If you’ve never trained with TRX bands before, you’re missing out on a unique and challenging alternative to conventional bodyweight exercises. The bands are highly adaptable and can be set to any desired length making rudimentary calisthenics more challenging and capable of hitting the specified muscle groups in different ways.
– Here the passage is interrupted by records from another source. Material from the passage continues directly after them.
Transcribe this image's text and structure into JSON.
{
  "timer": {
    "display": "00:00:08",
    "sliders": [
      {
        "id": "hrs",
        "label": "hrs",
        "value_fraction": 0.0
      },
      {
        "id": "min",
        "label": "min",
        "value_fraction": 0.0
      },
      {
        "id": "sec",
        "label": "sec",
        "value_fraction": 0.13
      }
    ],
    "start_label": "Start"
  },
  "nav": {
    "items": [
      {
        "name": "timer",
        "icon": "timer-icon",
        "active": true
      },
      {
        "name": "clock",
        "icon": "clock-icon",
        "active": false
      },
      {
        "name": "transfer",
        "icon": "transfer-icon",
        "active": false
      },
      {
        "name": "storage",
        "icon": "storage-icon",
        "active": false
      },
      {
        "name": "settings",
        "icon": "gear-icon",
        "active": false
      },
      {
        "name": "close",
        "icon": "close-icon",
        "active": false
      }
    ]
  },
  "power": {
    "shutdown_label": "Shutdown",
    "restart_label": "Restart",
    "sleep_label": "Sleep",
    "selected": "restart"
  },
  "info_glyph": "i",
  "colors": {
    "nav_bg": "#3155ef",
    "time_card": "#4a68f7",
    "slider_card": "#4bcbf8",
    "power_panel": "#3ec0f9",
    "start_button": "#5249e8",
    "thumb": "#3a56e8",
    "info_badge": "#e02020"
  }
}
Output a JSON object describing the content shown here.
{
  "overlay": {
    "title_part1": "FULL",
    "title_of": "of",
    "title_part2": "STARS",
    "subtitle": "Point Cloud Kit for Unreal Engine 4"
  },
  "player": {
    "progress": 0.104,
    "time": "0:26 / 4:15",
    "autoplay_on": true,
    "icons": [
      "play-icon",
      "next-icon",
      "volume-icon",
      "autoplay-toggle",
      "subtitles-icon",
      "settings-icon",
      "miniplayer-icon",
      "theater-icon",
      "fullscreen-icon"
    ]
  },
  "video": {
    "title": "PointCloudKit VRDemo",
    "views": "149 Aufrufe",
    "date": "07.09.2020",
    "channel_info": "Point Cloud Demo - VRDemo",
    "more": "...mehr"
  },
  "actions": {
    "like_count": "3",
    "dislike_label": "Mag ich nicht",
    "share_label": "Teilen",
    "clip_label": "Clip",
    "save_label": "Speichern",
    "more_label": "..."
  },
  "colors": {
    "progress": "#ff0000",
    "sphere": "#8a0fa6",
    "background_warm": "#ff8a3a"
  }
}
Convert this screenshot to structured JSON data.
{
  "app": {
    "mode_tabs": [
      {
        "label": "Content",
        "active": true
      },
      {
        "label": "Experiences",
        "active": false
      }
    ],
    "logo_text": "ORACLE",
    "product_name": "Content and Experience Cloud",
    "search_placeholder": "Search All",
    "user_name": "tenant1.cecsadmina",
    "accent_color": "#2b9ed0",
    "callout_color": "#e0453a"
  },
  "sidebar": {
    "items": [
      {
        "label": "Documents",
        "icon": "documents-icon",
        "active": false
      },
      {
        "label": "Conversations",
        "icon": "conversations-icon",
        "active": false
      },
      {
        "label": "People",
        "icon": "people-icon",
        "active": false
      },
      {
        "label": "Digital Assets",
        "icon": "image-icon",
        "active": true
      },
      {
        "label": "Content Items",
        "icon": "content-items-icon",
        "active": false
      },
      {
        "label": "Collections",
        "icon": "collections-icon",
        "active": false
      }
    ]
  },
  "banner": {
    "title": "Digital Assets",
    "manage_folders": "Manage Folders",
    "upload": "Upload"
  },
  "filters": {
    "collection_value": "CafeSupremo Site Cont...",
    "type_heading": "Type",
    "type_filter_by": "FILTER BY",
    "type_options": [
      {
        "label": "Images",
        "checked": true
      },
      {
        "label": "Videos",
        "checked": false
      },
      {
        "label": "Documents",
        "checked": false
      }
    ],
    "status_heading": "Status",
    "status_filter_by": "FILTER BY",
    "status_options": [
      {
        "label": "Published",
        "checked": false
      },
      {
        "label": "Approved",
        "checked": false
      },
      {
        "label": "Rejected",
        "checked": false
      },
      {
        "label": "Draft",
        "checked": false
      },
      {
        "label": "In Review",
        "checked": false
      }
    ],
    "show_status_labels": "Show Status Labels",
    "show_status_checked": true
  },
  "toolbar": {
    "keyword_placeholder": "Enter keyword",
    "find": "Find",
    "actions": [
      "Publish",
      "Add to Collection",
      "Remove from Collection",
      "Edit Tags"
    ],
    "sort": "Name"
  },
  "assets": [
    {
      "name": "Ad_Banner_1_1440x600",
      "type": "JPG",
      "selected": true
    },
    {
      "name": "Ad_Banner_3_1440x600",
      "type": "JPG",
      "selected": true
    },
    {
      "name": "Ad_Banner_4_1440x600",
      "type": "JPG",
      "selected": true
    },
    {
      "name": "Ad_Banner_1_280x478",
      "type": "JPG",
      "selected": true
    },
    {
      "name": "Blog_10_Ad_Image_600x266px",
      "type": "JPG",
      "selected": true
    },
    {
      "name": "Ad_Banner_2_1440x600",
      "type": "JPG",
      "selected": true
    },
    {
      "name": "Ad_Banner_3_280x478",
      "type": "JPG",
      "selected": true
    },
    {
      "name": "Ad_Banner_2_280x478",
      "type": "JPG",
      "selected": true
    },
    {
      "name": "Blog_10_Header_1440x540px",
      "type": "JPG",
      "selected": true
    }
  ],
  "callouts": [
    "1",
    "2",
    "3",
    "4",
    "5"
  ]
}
Plus, having to keep your balance stable and your form straight can be a nice bit of fun to break up the monotony of your normal gym routine.
“Nice try, Nick,” you say, “but I would only ever try these TRX thingamabobbers if they offered an exercise based on my favorite Marvel Comics superhero.” Well, Suspiciously Fit Comic Book Enthusiast, allow me to introduce you to the TRX Spiderman pushup, an advanced upper-body and core exercise that would make everyone’s favorite pubescent wall-crawler proud.
How to Perform the TRX Spiderman Push-Up
- Begin by sitting down facing the TRX bands. Place your right foot through the left band’s stirrup, and your left foot through the right. Your legs should now be crossed. To get into the starting position, turn over in the direction dictated by which of your legs is crossed on the bottom. Now you should be facing the floor, your legs suspended at the insteps of your feet.
- Get into standard push-up position, hands at shoulder length, arms straight.
- As you go down with each rep, bring one knee up to your side, then, as your arms extend and return you to the starting position again, bring your leg back down. Be sure to maintain the distance between your knee and the ground as you complete the movement: these aren’t mountain-climbers. The front of your knee should face outward through the movement, not down.
- Repeat for as many reps as you like to achieve a seamless “crawling” motion that activates your abdominals and obliques as well as all of your major pushing muscles while challenging your balance and form, adding more intensity to your workout.
Does More Than a Normal Push-Up Can
While the standard feet-on-the-ground push-up is great for strengthening your chest, triceps, shoulders, and auxiliary muscles to a certain degree, the Spiderman variant does this and more, as the alternating “climbing” motion of your legs activates your core muscles, and, as a consequence of your body being parallel to the ground, your chest is worked primarily at an angle more beneficial to “upper chest” development, a highly desirable effect to counteract overuse of the standard push-up, whose natural declined posture can result in your pectorals looking bottom-heavy. Altogether, this makes for an effective aerobic and anaerobic exercise that works a majority of your upper-body all at once, and until the Batman push-up becomes a thing, it will do just fine.